What you are asked to do:
Tally the lines in the data below where the word "fans" appears, and give the tally alone.

-- -- --

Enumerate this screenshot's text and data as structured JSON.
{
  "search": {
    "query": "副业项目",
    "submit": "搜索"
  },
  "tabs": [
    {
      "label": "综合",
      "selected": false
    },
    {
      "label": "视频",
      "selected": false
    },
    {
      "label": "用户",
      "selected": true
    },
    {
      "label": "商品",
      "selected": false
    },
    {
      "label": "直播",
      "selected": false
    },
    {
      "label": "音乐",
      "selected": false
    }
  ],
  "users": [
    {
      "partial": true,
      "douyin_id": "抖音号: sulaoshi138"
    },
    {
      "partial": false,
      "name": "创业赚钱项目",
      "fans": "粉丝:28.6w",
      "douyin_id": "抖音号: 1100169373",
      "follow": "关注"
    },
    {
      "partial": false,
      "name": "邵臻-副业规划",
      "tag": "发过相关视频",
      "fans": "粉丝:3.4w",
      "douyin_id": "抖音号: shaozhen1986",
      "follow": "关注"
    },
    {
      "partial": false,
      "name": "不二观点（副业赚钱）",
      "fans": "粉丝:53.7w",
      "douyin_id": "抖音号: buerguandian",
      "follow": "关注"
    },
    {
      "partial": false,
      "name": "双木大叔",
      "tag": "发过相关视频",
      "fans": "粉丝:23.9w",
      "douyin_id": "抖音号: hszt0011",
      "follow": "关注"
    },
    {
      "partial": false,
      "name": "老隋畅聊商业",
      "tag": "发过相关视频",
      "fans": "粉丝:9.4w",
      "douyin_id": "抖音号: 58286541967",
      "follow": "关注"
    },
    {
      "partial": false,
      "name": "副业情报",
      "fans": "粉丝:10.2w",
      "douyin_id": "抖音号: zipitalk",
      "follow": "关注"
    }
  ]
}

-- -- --

Result:
6